Needham’s first real TV stunt was also one of his best. The scene, on the show You Asked For It, called for a stuntman to sit precariously on the landing gear of a flying plane and tackle a man riding a horse at full gallop. Needham was tapped to be the jump man squatting below the Cessna 150. “The rate of speed that we closed on that horse was unbelievable. That plane was doing about 58 mph, maybe 16 to 18 feet in the air,” he says. As the plane made its approach, the pilot was flying so low he had to “hang it on the prop,” controlling the plane with engine speed and pointing the nose high in the air. The pilot couldn’t see the horse below and Needham had to give him hand signals to help position the plane. “I had to jump 15 to 20 feet before I even got to him—and I had to catch him . . . and not the horse.” Once lined up, Needham jumped from the plane and sailed through the air, tackling the rider. “My main concern was to get at least one hand on that guy, so that it would look like I was pulling him off that horse. But the main thing was, don’t hit that horse. Because if I did, there could have been some kind of wreck.”
Little Big Man (1970), Jumping From Horseback to Horseback
Gator (1976), Pickup Truck Rollover
GM Pickup Truck Canal Jump
In the mid 1970s, General Motors was interested in creating an exciting 20-minute stunt film that it could show in its dealerships to keep customers entertained. Needham proposed jumping a pickup truck across a 140-foot-long canal, and GM signed on. He says, “We didn’t have enough room to just use the engine in the truck, so we mounted a 15,000-pound-thrust, hydrogen-peroxide rocket on the back.” Needham only had 50 or 60 yards to get the truck up to speed before the end of the ramp and knew he would have to be going at least 100 mph to get over the canal. “When my front wheels hit that ramp, I hit the rocket. It was so powerful that the back wheels couldn’t keep up with the thrust of the rocket and it left black marks from the back tires skidding. The nose of the truck just kept rising and rising and rising. I lost the ramp on the other side—couldn’t see it at all—I was looking at blue sky.” The truck landed tail-first and the force of the impact whipped the nose of the truck down so hard it bent the frame and blew out the windshield and rear window.
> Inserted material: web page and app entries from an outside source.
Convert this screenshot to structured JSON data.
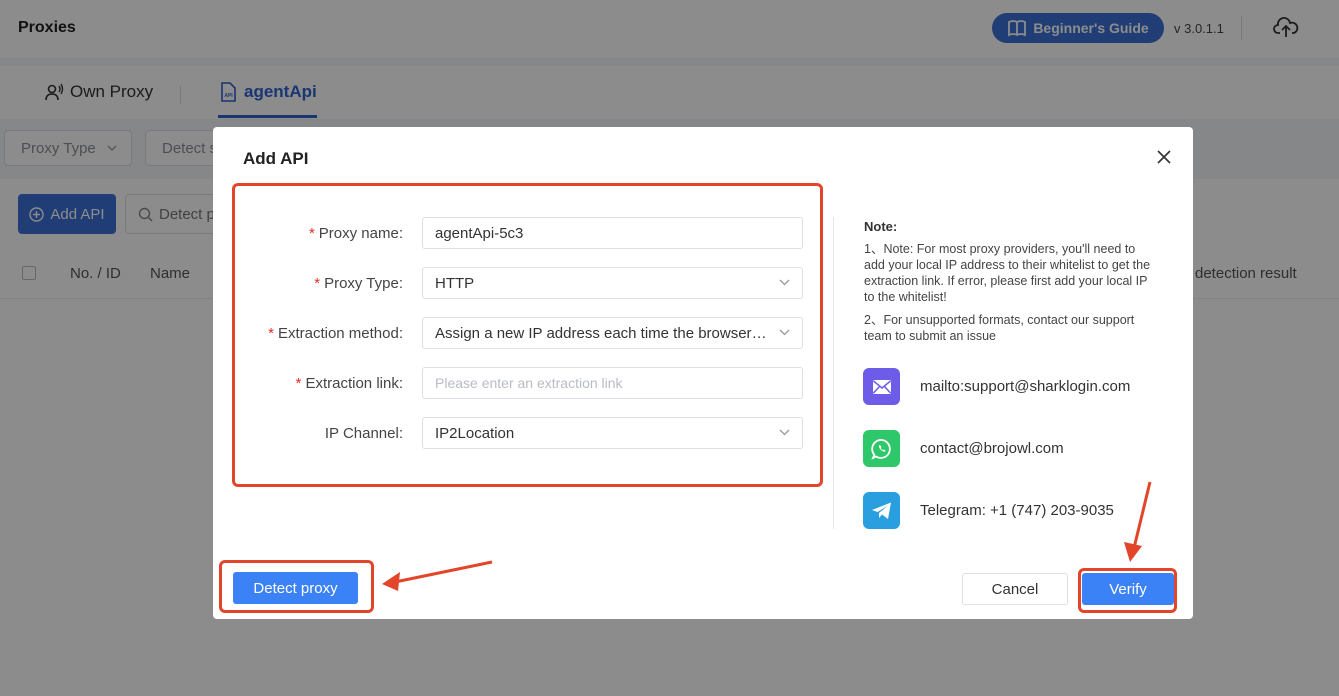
{
  "app": {
    "title": "Proxies",
    "guide_label": "Beginner's Guide",
    "version": "v 3.0.1.1"
  },
  "tabs": [
    {
      "label": "Own Proxy",
      "active": false
    },
    {
      "label": "agentApi",
      "active": true
    }
  ],
  "filters": {
    "proxy_type_placeholder": "Proxy Type",
    "detect_placeholder": "Detect s"
  },
  "actions": {
    "add_api_label": "Add API",
    "detect_label": "Detect p"
  },
  "table": {
    "columns": [
      "No. / ID",
      "Name",
      "detection result"
    ]
  },
  "modal": {
    "title": "Add API",
    "fields": [
      {
        "label": "Proxy name:",
        "required": true,
        "value": "agentApi-5c3",
        "type": "text"
      },
      {
        "label": "Proxy Type:",
        "required": true,
        "value": "HTTP",
        "type": "select"
      },
      {
        "label": "Extraction method:",
        "required": true,
        "value": "Assign a new IP address each time the browser l...",
        "type": "select"
      },
      {
        "label": "Extraction link:",
        "required": true,
        "value": "",
        "placeholder": "Please enter an extraction link",
        "type": "text"
      },
      {
        "label": "IP Channel:",
        "required": false,
        "value": "IP2Location",
        "type": "select"
      }
    ],
    "note": {
      "title": "Note:",
      "line1": "1、Note: For most proxy providers, you'll need to add your local IP address to their whitelist to get the extraction link. If error, please first add your local IP to the whitelist!",
      "line2": "2、For unsupported formats, contact our support team to submit an issue"
    },
    "contacts": [
      {
        "icon": "mail-icon",
        "text": "mailto:support@sharklogin.com",
        "color": "#6c5ce7"
      },
      {
        "icon": "whatsapp-icon",
        "text": "contact@brojowl.com",
        "color": "#2ec86a"
      },
      {
        "icon": "telegram-icon",
        "text": "Telegram: +1 (747) 203-9035",
        "color": "#2a9fe0"
      }
    ],
    "buttons": {
      "detect": "Detect proxy",
      "cancel": "Cancel",
      "verify": "Verify"
    }
  },
  "colors": {
    "primary": "#3b82f6",
    "annotation": "#e2452a",
    "required": "#e02b2b"
  }
}
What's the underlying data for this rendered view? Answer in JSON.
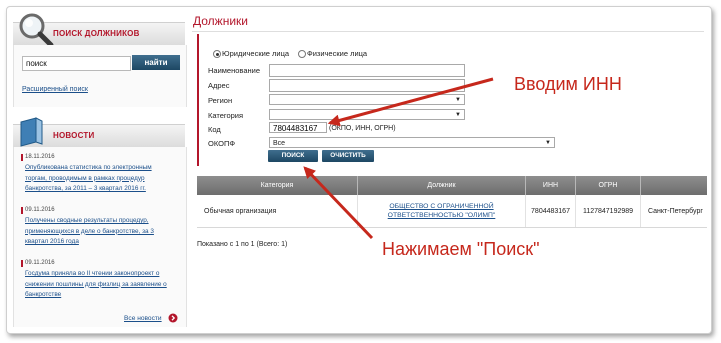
{
  "sidebar": {
    "search_panel_title": "ПОИСК ДОЛЖНИКОВ",
    "search_value": "поиск",
    "search_button": "найти",
    "advanced_search_link": "Расширенный поиск",
    "news_panel_title": "НОВОСТИ",
    "news": [
      {
        "date": "18.11.2016",
        "text": "Опубликована статистика по электронным торгам, проводимым в рамках процедур банкротства, за 2011 – 3 квартал 2016 гг."
      },
      {
        "date": "09.11.2016",
        "text": "Получены сводные результаты процедур, применяющихся в деле о банкротстве, за 3 квартал 2016 года"
      },
      {
        "date": "09.11.2016",
        "text": "Госдума приняла во II чтении законопроект о снижении пошлины для физлиц за заявление о банкротстве"
      }
    ],
    "all_news_link": "Все новости"
  },
  "main": {
    "title": "Должники",
    "radio_legal": "Юридические лица",
    "radio_individual": "Физические лица",
    "labels": {
      "name": "Наименование",
      "address": "Адрес",
      "region": "Регион",
      "category": "Категория",
      "code": "Код",
      "okopf": "ОКОПФ"
    },
    "code_value": "7804483167",
    "code_hint": "(ОКПО, ИНН, ОГРН)",
    "okopf_value": "Все",
    "search_button": "ПОИСК",
    "clear_button": "ОЧИСТИТЬ"
  },
  "table": {
    "headers": [
      "Категория",
      "Должник",
      "ИНН",
      "ОГРН",
      ""
    ],
    "row": {
      "category": "Обычная организация",
      "debtor": "ОБЩЕСТВО С ОГРАНИЧЕННОЙ ОТВЕТСТВЕННОСТЬЮ \"ОЛИМП\"",
      "inn": "7804483167",
      "ogrn": "1127847192989",
      "region": "Санкт-Петербург"
    },
    "summary": "Показано с 1 по 1 (Всего: 1)"
  },
  "annotations": {
    "enter_inn": "Вводим ИНН",
    "press_search": "Нажимаем \"Поиск\""
  },
  "colors": {
    "brand_red": "#b3162b",
    "button_blue": "#1d4763",
    "annotation_red": "#c6281c"
  }
}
Needham was hauled off to the hospital with his first broken back, a compression fracture. “This thing had a telemetry system we wired up in the cab . . .I pulled 29 g’s when I landed on the other side,” he says.
McQ (1974), Car Rollover
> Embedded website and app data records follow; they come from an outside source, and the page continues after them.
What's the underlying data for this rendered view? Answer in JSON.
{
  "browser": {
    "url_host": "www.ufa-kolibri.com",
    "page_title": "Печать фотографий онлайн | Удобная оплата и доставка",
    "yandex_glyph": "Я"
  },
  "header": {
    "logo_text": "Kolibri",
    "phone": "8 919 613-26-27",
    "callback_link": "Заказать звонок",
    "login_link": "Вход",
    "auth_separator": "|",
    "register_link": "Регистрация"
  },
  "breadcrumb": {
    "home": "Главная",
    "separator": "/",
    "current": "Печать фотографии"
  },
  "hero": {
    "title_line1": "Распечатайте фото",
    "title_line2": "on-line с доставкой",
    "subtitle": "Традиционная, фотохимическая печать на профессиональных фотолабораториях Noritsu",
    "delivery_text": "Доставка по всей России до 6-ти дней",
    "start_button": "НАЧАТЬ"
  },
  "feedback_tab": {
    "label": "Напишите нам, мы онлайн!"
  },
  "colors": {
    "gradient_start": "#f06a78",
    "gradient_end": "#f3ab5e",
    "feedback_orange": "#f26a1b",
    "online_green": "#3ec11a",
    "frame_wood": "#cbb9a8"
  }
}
“I knew if we put two bombs in and it doesn’t work, we’d only have two left, so we put them all in. The lesson I learned on this one: Powder squares itself in power.” The crew pushed the junker car up to 55 mph and Needham threw the car into a skid. “When they hit the fire button it blew that car 30 feet up in the air and I was flying upside down and backward across the desert. The power of the cannon almost bent that car in half. I landed upside down when the car finished rolling—and I wasn’t breathing.” Needham managed to crawl out the back window of the car, received mouth-to-mouth from stuntmen Gary McLarty, and was carted off the to hospital. The doctor told Needham, “You have six broken ribs, a punctured lung, broken back.” And Needham himself counted three teeth missing. Since Needham was in the hospital, he enlisted McLarty to perform the actual movie stunt (with a lot less explosives onboard) and he rolls the car several times, emerging from the wreckage unhurt.
Follow us: @PopMech on Twitter | popularmechanics on Facebook
Visit us at PopularMechanics.com